I am a Behavioral Science doctoral student in the Department of Psychology at UNT. I was born in California and moved to Texas, where I eventually got my bachelor's degree in Biology with minors in both Chemistry and Psychology from the University of North Texas. Presently, I work in the Cognitive Neuroscience lab under the guidance of Dr. Anthony Ryals. Specifically, I seek to expand my knowledge regarding the interface between the mind, brain, and body, and to investigate the promising effects of theory-guided applied interventions such as mindfulness-based interventions (MBI) and Eye-Movement Desensitization Reprocessing (EMDR) therapy. My hopes are that this research will help inform a web-based therapy tool which can offer intervention to women who have suffered PTSD from abusive relationships.
Institutionally Supported fellows:
I am a Behavioral Science doctoral student in the Department of Psychology at UNT. I was born and raised in Venezuela, but I completed my education in Colombia. I received a bachelor's degree in Psychology from Universidad de la Sabana and a master's degree in Clinical Psychology from Fundacion Universitaria Konrad Lorenz. After I moved to the United States in 2019, I worked at a law firm interviewing immigrants who had been victims of domestic violence, human trafficking, or severe crimes. This experience led me to develop a profound interest in understanding the linkage between immigration and health. I am particularly interested in examining how stressful and traumatic experiences faced by immigrants affect their physical and mental health, as well as the effect of immigration policies on health outcomes such as stress levels, sleep, depression, anxiety, and disease risk. I am under the primary mentorship of Dr. Danica Slavish.
I'm Holden Paulette, and I'm from Nacogdoches, TX. I graduated from SFASU with a B.S. in Physics, and I am here at UNT to continue that path with a PhD. I hope to finish graduate school by Spring 2026. My research background has been involved with Atomic Force Microscopy over an Alzheimer's project involving amyloid-beta. In the future, I'd like to also increase my proficiency at Python.

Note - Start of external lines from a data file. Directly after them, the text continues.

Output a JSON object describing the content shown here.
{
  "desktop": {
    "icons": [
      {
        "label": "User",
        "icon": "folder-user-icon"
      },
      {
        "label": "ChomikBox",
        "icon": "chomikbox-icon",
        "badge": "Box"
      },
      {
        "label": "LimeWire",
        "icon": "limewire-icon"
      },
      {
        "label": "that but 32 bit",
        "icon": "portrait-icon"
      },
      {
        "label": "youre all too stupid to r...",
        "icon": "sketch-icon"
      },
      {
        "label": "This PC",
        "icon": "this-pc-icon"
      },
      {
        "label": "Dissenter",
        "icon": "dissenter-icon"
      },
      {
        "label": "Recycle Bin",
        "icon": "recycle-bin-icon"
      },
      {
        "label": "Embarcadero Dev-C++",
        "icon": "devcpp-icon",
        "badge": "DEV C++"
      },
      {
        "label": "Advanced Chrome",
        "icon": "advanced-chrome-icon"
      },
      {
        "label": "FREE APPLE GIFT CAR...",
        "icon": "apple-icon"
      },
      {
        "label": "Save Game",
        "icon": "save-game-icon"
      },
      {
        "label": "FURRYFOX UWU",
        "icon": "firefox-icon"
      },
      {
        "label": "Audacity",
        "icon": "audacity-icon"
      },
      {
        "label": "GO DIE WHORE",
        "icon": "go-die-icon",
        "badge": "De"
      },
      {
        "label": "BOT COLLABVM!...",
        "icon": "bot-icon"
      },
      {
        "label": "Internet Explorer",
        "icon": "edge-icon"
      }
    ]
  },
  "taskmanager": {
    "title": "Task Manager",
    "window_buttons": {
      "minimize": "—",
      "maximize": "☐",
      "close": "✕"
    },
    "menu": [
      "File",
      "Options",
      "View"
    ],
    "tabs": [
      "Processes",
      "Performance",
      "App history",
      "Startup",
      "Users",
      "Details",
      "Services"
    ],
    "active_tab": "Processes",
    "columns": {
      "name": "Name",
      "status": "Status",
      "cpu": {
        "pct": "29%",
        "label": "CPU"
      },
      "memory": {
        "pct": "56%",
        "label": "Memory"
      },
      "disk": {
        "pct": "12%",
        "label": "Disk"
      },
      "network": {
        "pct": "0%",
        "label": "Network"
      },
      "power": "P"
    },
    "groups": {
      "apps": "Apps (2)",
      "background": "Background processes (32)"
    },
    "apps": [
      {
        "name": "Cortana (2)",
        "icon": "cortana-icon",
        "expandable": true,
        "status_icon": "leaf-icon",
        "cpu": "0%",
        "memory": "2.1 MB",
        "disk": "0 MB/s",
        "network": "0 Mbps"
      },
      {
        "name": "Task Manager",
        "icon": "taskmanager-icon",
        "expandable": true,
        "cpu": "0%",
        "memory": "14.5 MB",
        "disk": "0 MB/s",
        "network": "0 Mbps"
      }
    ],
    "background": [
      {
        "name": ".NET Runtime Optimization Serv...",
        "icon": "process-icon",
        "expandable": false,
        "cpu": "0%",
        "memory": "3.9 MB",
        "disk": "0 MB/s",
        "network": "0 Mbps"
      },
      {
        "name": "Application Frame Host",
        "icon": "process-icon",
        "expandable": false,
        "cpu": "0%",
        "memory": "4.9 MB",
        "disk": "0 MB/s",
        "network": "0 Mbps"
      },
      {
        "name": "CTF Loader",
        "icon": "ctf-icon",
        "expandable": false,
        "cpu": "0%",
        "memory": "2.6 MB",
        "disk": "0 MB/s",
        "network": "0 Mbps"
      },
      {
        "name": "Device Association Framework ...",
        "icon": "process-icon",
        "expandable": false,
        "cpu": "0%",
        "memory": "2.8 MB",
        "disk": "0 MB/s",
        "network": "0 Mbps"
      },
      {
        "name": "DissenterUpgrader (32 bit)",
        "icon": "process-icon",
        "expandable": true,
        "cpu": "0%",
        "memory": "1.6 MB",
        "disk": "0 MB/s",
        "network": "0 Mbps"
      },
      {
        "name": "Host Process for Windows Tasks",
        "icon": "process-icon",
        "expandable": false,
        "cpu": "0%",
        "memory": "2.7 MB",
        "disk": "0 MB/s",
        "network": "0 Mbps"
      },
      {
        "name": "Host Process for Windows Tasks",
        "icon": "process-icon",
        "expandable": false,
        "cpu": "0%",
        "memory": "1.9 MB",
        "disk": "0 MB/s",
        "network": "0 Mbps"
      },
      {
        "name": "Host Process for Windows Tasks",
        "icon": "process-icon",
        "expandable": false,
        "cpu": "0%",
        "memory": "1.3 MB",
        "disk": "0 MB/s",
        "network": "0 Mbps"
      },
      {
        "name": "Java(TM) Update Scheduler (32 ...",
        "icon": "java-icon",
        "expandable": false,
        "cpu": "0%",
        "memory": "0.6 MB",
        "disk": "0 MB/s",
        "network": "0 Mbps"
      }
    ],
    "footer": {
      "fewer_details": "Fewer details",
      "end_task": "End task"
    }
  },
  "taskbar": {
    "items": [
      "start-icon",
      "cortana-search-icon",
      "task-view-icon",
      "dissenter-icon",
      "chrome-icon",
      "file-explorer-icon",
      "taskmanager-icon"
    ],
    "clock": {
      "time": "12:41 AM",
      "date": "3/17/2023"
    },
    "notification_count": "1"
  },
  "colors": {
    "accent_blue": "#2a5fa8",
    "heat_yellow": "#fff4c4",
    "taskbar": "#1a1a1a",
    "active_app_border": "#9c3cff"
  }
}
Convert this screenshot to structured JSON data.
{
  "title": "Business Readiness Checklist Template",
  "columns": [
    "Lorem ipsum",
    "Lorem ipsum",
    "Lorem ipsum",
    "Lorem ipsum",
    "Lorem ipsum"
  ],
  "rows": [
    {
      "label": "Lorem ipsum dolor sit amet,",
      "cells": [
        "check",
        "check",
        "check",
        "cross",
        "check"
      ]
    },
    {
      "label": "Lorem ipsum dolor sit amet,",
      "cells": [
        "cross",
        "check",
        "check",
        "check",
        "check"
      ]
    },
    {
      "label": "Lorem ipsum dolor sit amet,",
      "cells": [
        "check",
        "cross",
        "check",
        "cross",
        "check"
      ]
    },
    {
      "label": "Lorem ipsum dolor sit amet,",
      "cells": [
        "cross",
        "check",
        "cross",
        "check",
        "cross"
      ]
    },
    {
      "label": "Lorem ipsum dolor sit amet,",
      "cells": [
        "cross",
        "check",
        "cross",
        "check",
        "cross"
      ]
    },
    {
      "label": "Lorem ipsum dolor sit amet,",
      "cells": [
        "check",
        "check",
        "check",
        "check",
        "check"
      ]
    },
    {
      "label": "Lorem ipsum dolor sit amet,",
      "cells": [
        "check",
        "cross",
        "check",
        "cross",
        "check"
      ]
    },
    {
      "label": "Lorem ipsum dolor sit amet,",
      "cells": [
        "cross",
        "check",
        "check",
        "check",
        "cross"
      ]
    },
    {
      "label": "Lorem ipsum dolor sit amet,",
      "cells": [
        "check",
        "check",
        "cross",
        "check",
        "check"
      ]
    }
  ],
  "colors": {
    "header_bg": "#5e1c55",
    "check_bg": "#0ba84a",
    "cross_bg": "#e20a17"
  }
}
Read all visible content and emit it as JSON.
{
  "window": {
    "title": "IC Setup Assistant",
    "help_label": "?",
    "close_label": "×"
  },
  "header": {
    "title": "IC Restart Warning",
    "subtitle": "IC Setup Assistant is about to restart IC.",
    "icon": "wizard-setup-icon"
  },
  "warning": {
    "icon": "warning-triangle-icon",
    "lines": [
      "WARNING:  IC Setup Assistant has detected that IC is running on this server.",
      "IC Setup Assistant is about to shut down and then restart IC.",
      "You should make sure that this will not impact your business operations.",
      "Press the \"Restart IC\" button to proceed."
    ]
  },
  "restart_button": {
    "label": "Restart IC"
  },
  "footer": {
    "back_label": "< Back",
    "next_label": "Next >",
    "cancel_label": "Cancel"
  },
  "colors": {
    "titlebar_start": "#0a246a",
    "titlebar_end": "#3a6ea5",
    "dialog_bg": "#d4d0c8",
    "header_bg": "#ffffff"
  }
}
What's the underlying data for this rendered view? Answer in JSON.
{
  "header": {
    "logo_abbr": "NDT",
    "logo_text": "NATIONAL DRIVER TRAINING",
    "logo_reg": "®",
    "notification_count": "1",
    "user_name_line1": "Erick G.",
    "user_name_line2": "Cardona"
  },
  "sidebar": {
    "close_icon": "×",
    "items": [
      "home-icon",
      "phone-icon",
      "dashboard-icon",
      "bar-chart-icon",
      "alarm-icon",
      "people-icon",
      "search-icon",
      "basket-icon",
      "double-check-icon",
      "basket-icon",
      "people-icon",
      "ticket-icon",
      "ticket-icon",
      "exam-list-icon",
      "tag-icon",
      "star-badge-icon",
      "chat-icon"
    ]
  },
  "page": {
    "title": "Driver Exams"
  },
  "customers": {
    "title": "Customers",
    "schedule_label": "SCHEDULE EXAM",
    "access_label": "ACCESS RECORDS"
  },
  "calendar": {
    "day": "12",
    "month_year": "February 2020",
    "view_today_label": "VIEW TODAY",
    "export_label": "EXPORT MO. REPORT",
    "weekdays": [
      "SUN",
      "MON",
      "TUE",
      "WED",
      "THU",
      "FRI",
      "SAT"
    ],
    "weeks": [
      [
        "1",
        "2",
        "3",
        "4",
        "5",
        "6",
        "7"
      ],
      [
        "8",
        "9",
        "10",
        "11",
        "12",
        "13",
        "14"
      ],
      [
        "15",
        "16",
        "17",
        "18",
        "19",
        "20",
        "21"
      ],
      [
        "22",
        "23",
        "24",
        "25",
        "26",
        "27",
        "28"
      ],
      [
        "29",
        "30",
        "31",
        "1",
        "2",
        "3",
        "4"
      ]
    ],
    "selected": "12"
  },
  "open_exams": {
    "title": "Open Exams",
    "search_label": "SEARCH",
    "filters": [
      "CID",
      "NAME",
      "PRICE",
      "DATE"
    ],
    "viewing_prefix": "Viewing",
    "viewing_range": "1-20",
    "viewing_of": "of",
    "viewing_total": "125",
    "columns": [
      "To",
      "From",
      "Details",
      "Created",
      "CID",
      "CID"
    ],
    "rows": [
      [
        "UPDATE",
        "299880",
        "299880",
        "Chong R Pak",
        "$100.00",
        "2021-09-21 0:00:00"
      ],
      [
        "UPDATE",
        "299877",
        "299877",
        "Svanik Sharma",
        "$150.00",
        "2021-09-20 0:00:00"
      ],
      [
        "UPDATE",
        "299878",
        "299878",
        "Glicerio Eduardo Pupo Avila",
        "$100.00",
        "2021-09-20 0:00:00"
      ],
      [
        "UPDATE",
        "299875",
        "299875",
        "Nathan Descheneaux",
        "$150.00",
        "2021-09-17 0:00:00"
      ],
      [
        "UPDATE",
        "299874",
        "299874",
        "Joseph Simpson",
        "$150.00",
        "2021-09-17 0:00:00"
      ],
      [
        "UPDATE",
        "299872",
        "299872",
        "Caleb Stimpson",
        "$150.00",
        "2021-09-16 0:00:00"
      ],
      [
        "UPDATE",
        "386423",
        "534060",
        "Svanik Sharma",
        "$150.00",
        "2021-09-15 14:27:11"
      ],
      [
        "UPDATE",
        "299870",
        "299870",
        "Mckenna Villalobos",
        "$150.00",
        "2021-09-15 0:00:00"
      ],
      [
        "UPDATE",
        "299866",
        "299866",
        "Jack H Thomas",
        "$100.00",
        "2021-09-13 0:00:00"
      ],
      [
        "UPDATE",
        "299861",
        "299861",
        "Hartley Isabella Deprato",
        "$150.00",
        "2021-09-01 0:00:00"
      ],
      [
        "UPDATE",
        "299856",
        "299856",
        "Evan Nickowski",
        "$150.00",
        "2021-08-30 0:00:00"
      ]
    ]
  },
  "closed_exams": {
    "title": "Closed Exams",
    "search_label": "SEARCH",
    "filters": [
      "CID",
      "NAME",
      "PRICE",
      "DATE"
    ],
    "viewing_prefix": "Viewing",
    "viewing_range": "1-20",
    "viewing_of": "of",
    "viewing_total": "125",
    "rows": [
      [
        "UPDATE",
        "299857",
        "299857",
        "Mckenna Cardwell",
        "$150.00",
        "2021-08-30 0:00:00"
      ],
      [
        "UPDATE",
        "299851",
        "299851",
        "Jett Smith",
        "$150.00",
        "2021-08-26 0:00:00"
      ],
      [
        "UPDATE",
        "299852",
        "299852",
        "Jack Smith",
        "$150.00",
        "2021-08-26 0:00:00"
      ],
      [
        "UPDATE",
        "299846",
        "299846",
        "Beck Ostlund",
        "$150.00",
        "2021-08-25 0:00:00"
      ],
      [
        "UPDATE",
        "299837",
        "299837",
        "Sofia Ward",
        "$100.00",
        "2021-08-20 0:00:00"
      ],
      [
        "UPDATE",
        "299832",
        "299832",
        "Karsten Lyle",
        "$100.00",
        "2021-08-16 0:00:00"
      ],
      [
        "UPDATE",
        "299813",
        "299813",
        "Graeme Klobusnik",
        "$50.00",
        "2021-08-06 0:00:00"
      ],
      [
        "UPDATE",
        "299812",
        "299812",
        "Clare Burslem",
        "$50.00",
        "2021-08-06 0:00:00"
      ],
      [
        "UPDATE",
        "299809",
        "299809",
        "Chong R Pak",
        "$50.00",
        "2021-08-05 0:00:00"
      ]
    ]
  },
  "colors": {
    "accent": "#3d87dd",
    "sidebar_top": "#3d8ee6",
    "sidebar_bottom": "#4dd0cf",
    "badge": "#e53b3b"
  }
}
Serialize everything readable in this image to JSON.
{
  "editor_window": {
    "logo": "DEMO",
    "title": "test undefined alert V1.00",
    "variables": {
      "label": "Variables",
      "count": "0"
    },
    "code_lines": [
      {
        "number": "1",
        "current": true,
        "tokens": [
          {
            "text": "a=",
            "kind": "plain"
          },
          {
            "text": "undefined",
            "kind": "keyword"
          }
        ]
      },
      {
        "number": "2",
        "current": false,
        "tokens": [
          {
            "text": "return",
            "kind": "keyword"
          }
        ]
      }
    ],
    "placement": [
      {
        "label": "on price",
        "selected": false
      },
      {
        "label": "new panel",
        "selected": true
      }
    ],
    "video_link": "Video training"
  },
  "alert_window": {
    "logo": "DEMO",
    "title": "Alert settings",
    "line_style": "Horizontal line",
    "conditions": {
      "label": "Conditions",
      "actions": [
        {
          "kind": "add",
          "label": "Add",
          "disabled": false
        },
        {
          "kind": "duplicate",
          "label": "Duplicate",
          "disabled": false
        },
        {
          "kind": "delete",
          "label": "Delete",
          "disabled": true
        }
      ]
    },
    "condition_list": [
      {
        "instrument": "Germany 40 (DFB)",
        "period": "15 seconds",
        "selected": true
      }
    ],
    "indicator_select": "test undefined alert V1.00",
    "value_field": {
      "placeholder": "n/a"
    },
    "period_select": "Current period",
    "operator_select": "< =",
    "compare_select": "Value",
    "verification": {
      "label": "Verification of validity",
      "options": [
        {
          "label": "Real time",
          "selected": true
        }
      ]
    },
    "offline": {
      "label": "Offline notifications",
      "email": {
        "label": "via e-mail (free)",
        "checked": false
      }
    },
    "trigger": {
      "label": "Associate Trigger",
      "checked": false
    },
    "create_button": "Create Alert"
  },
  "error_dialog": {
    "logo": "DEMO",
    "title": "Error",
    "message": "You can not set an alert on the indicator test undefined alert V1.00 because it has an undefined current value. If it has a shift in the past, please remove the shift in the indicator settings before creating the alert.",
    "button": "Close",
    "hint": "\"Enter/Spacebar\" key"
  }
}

Kieren Pae is currently an electrical engineering PhD student at the University of North Texas. He earned his Bachelor's in Electrical Engineering at Tarleton State University in 2017. After graduating from Tarleton Kieren started working for a company in Fort Worth that produces RF transmitters, including magnetrons, traveling-wave tubes, and klystrons. After a few years of work he returned to school at the University of North Texas and completed the Master's program in Electrical Engineering in the summer of 2021. The thesis for this degree focused on an asynchronous level-crossing ADC designed for neural signal recording applications. His current research interests include the fields of analog and mixed-signal circuit design, as well as microwave engineering.